In a milestone on the road to commercial space flight, Virgin Galactic's futuristic suborbital rocket plane completed its first gliding flight test today, an 11-minute, 45,000-foot drop to a Mojave Desert runway.

William Harwood
Bill Harwood has been covering the U.S. space program full-time since 1984, first as Cape Canaveral bureau chief for United Press International and now as a consultant for CBS News. He has covered more than 125 shuttle missions, every interplanetary flight since Voyager 2's flyby of Neptune, and scores of commercial and military launches. Based at the Kennedy Space Center in Florida, Harwood is a devoted amateur astronomer and co-author of "Comm Check: The Final Flight of Shuttle Columbia." You can follow his frequent status updates at the CBS News Space page.
William Harwood
3 min read

Virgin Galactic conducted the first piloted gliding flight of its commercial suborbital spaceship, the VSS Enterprise, today, releasing the winged rocket plane from the WhiteKnightTwo mothership at an altitude of 45,000 feet above the Mojave Desert.

With Scaled Composites pilot Pete Siebold and copilot Mike Alsbury at the controls, the futuristic twin-tail spacecraft glided to a touchdown at the Mojave Air and Space Port 11 minutes after its release from WhiteKnightTwo, also known as Eve. The craft was not equipped with a rocket motor for the glide test.

"It was a very important milestone," Richard Branson, founder of the Virgin Group, told CBS News in a telephone interview. "It was one of the three big milestones still to go. To see it successfully drop and successfully glide back down to Earth and to see it perform so well was significant. An incredibly important day."

Virgin Galactic's SpaceShipTwo, also known as the VSS Enterprise, glides home to its Mojave Desert runway Sunday in the rocket plane's first piloted free flight. Virgin Galactic/Mark Greenberg

Goals of the flight, Virgin Galactic said in a statement, were to characterize the release dynamics and to make an initial evaluation of handling and stall characteristics, to compare stability and control with predictions from computer models, to evaluate lift and drag, and to carry out a descent to landing.

"The VSS Enterprise was a real joy to fly, especially when one considers the fact that the vehicle has been designed not only to be a Mach 3.5 spaceship capable of going into space but also one of the world's highest altitude gliders," Siebold said in a Virgin Galactic press release.

Branson said he expects rocket-powered test flights to begin next year, followed by test flights into space "hopefully by the end of next year."

Virgin Galactic is building the rocket-powered SpaceShipTwo to carry six passengers and two pilots into space on suborbital up-and-down flights that will provide several minutes of weightlessness and a view of Earth previously enjoyed only by government-sponsored test pilots, astronauts, and cosmonauts.

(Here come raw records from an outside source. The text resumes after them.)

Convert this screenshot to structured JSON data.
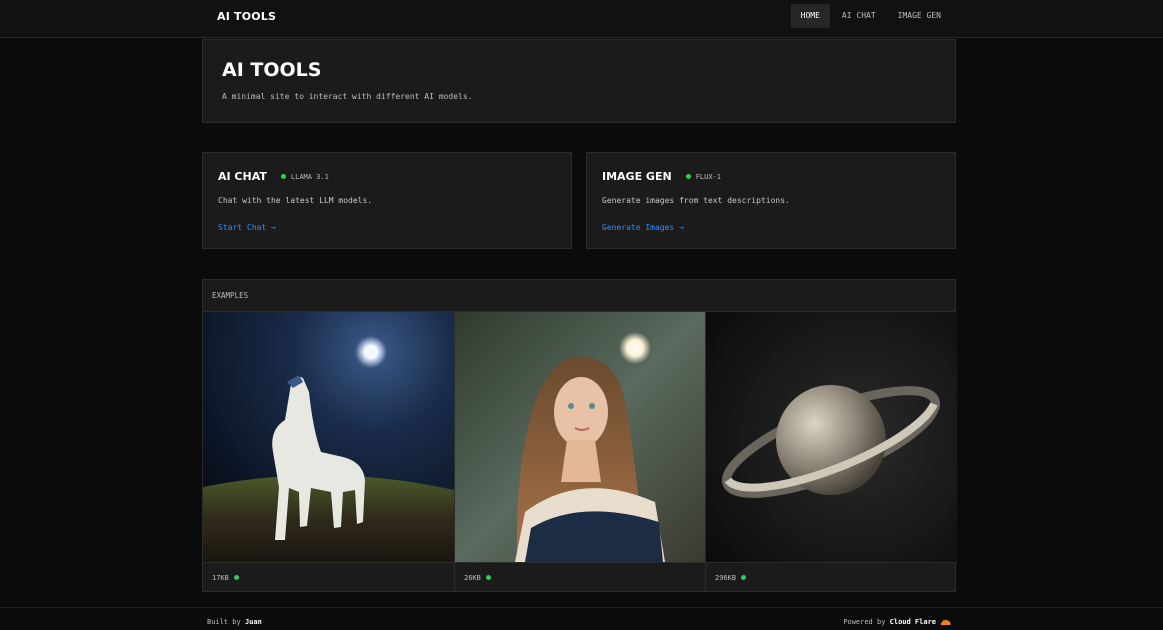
{
  "header": {
    "brand": "AI TOOLS",
    "nav": [
      {
        "label": "HOME",
        "active": true
      },
      {
        "label": "AI CHAT",
        "active": false
      },
      {
        "label": "IMAGE GEN",
        "active": false
      }
    ]
  },
  "hero": {
    "title": "AI TOOLS",
    "subtitle": "A minimal site to interact with different AI models."
  },
  "cards": [
    {
      "title": "AI CHAT",
      "model": "LLAMA 3.1",
      "description": "Chat with the latest LLM models.",
      "link": "Start Chat →"
    },
    {
      "title": "IMAGE GEN",
      "model": "FLUX-1",
      "description": "Generate images from text descriptions.",
      "link": "Generate Images →"
    }
  ],
  "examples": {
    "label": "EXAMPLES",
    "items": [
      {
        "image": "white-horse-moonlit-image",
        "size": "17KB"
      },
      {
        "image": "woman-portrait-image",
        "size": "26KB"
      },
      {
        "image": "saturn-planet-image",
        "size": "296KB"
      }
    ]
  },
  "footer": {
    "built_by_prefix": "Built by",
    "built_by_name": "Juan",
    "powered_by_prefix": "Powered by",
    "powered_by_name": "Cloud Flare",
    "powered_icon": "cloud-icon"
  },
  "colors": {
    "background": "#0b0b0b",
    "panel": "#1b1b1b",
    "accent_link": "#2e8fff",
    "status_green": "#2fcc5a",
    "cloudflare_orange": "#f38020"
  }
}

"The next important thing will be the rocket tests with astronauts inside it," Branson said. "In about a week's time, we're going to be unveiling...the spaceport in New Mexico, and that's a key component of everything. And then, obviously, by the end of next year or the beginning of the following year, we'll be doing our first flights actually into space with people on it."

Designed by Scaled Composites and legendary aircraft builder Burt Rutan, SpaceShipTwo evolved from the smaller SpaceShipOne rocket plane that won the $10 million Ansari X Prize in 2004 for becoming the first commercial manned rocket to reach an altitude of 100 kilometers, or 62 miles. Branson started Virgin Galactic to market flights on a commercial basis.

Tickets initially will cost some $200,000 per seat. Despite the steep price tag, Virgin has collected $50 million in deposits from 370 potential customers. Commercial operations will be based at Spaceport America in New Mexico.

After an extensive flight test program, "I'll be on the first official flight and very much looking forward to it," Branson told CBS News.

George Whitesides, CEO of Virgin Galactic, said in the company statement that with the first drop test successfully concluded, "our challenge going forward will be to complete our experimental program, obtain our FAA license, and safely bring the system into service at Spaceport America."